“This fine collection will appeal to both fans of science fiction and fantasy short stories and aspiring writers looking for ways to improve their craft.” —Booklist
About the Stories:
When Gwen’s husband is found murdered, she’s the only suspect. After all, they were the only two people on the moon.—Moonlight One
Flora’s father is a mech-soldier of the Slayer Class, but how much of him is really left inside the machine?—The Armor Embrace
When an alien with godly intelligence is discovered watching the earth, one man must try to learn if its motives are pure.—Envoy in the Ice
If you were stranded in an open boat and the only hope for rescue came from a ghost ship, would dare to ride?—The Devil’s Rescue
Some gifts come with heavy price tags, and the giver must rise to the occasion.—Tears for Shülna
What if an alien asks for your help with a question, and the answer affects the future of the whole human race?—The Drake Equation
Barlow has a talent for finding the dead. Or do they find him.—Acquisition
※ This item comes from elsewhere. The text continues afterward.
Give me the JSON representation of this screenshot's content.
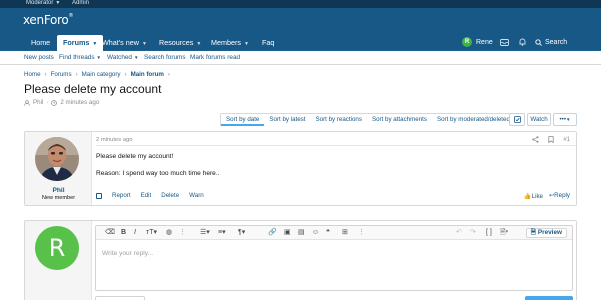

When Varga sets out to explore the ancient stronghold of a long- dead wizard, she discovers that the ruins aren’t as deserted as she thought.—Obsidian Spire
If only that reptile in the sewer were something as predictable as an alligator.—Gator
On a distant world among the cloud peaks, the light-hawks promise a rich reward for those daring enough to harvest one.—A Glowing Heart
In a world where memories can be stripped, Bill discovers that he has a family he has never known.—The Long Dizzy Down
Not all spirits have the best of intentions, and they must be dealt with.—The Woodcutters’ Deity
You can put an end to something wondrous, but only at a cost.
ISSUE 48: January 2021
Lezli Robyn, Editor
Martin Shoemaker, Assistant Editor
Taylor Morris, Copyeditor
Shahid Mahmud, Publisher
Stories by Kai Wolden, Michael Swanwick, Elise Stephens. Sean Patrick Hazlett, Nancy Kress, Dantzel Cherry
Serialization: Over the Wine Dark Sea by Harry Turtledove
Columns by: Gregory Benford, L. Penelope
Recommended Books: Richard Chwedyk
Galaxy’s Edge is a bi-monthly magazine published by Phoenix Pick, the science fiction and fantasy imprint of Arc Manor, an award winning independent press based in Maryland. Each issue of the magazine has a mix of new and old stories, a serialization of a novel, columns by L. Penelope and Gregory Benford, and book recommendations by Richard Chwydyk.